__WORK REQUEST__: Report each line of the data that includes the word "avatar".

┄┄┄┄┄┄┄┄┄┄

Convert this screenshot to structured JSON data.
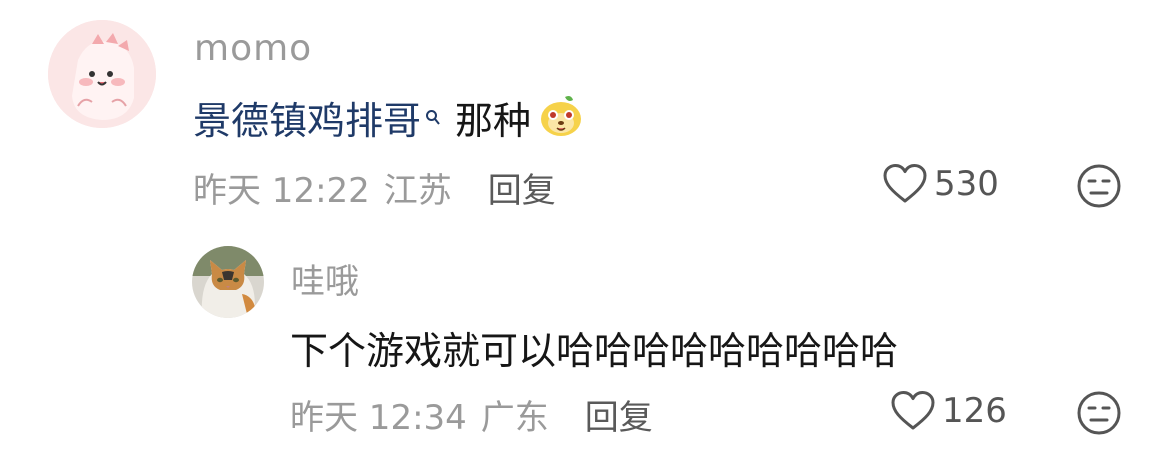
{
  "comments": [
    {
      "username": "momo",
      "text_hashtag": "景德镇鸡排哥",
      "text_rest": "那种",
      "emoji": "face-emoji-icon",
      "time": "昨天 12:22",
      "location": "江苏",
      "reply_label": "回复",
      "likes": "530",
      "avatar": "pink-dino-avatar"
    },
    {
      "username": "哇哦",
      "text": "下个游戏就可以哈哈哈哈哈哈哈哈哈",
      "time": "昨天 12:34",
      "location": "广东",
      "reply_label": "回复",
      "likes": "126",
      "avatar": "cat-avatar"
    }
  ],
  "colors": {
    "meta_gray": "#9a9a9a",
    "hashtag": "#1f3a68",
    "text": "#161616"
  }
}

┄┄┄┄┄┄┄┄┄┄

__RESULT__:
      "avatar": "pink-dino-avatar"
      "avatar": "cat-avatar"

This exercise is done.